Claudio Divizia - stock.adobe.co
Small businesses have been warned to avoid companies offering them a way to claim tax refunds through a fake scheme linked to money they set aside to pay potential future General Data Protection Regulation (GDPR) fines.
Not-for-profit Tax Policy Associates said there are tax advisories offering small businesses, and IT suppliers in particular, a service that promises tax cuts on reserves put aside to cover possible fines for GDPR failures.
Tax Policy Associates founder Dan Neidle said these firms claim their work will help small businesses receive large tax refunds, and their charge is 30% of any refund. The scam was brought to his attention by accountants working for IT companies, which he said are an ideal target given that they may be most aware of and worried about GDPR compliance.
Tax Policy Associates warned that while HM Revenue & Customs (HMRC) was unlikely to scrutinise the claim immediately, and would therefore process the refund, it would review it later and then demand the money back. In the meantime, the small business has paid an advisory 30% of the refund it will have to pay back.
If organisations don’t comply with the GDPR, legal consequences can include large fines of up to 2% of annual global turnover. However, HMRC does not permit tax relief for these fines.
Neidle said the fake reclaim scheme doesn’t work: “It fails so badly that those pushing it are either guilty of incompetence or fraud.”
Services being offered by the firms include assessing the level of risk in relation to GDPR and helping businesses restate accounts to back-date reserves made for potential GDPR fines.
“This is not tax planning, not tax avoidance, just plain fraud,” said Neidle.
“Making reserves for real anticipated liabilities is absolutely something legitimate for companies to do,” he added. “If my IT company messes up a contract with you, and I expect you’ll sue me for £1m next year, then it’s completely legitimate (and good prudent accounting) to make a reserve for £1m in my accounts this year. You’d get a tax deduction for this because it represents a real anticipated loss.

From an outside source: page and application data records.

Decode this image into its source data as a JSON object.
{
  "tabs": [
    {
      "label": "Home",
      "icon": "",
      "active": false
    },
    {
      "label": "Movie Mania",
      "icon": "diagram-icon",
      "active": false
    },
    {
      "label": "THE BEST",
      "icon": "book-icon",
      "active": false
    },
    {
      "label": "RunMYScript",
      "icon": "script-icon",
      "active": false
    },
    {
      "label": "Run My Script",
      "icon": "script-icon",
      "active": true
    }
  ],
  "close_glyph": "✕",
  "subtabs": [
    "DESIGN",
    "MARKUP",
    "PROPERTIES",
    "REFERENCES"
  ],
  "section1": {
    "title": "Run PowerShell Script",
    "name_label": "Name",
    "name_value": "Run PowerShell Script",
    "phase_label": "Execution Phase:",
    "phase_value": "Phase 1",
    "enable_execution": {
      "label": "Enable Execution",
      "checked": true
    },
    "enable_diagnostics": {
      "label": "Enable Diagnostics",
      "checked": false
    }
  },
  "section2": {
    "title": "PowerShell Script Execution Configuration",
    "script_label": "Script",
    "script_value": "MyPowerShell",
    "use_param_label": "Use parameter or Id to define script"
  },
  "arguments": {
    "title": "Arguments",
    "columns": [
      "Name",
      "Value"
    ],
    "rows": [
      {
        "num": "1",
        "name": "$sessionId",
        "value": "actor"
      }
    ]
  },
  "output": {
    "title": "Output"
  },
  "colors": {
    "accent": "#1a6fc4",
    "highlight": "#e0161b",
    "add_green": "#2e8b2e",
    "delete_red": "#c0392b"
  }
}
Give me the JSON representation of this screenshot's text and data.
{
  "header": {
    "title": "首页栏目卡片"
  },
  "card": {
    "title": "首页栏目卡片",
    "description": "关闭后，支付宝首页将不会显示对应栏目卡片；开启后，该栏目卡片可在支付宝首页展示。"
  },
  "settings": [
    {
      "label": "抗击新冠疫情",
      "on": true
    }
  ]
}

“If you really thought you’d get a GDPR fine, you’d do the same. But that’s most unlikely for almost all companies, and fines aren’t tax-deductible.”
Tax Policy Associates has called on HMRC to list the GDPR scheme in its “spotlight” of tax avoidance schemes that don’t work.
“HMRC needs to start prosecuting advisory firms that promote tax avoidance that cannot possibly work. It’s not avoidance, it’s fraud. And if HMRC thinks a prosecution is too hard under current law, the law should change,” said a Tax Policy Associates statement.
“We have a whole panoply of rules to stop tax avoidance and people who promote it. Those rules generally work. But modern ‘tax avoidance’ isn’t avoidance at all – it’s fraud – and civil law rules to stop avoidance are very little deterrent. Only the prospect of criminal sanctions will change the incentives.”
Read more about the GDPR
- GDPR has been in place for over 18 months now, but its implementation is only really just becoming clearer as regulators begin to fine organisations that fail to meet the rules.
- As GDPR fines and penalties increase, organisations must prioritise compliance to avoid financial and reputational damages. Learn about the top challenges and their solutions.
- London law firm Mishcon de Reya forces disclosure of reprimands issued to organisations by the Information Commissioner’s Office for contraventions of UK data protection law.
Read more on IT suppliers
Innovate UK hit with £36m unpaid tax bill over IR35 contractor employment status errors
IR35: HMRC claims ‘potential’ legislative change in pipeline to address settlement offset issue
HMRC to review how IR35 works in practice following PAC criticism
Public sector bodies accused of freezing out SME IT consultancies over IR35 compliance fears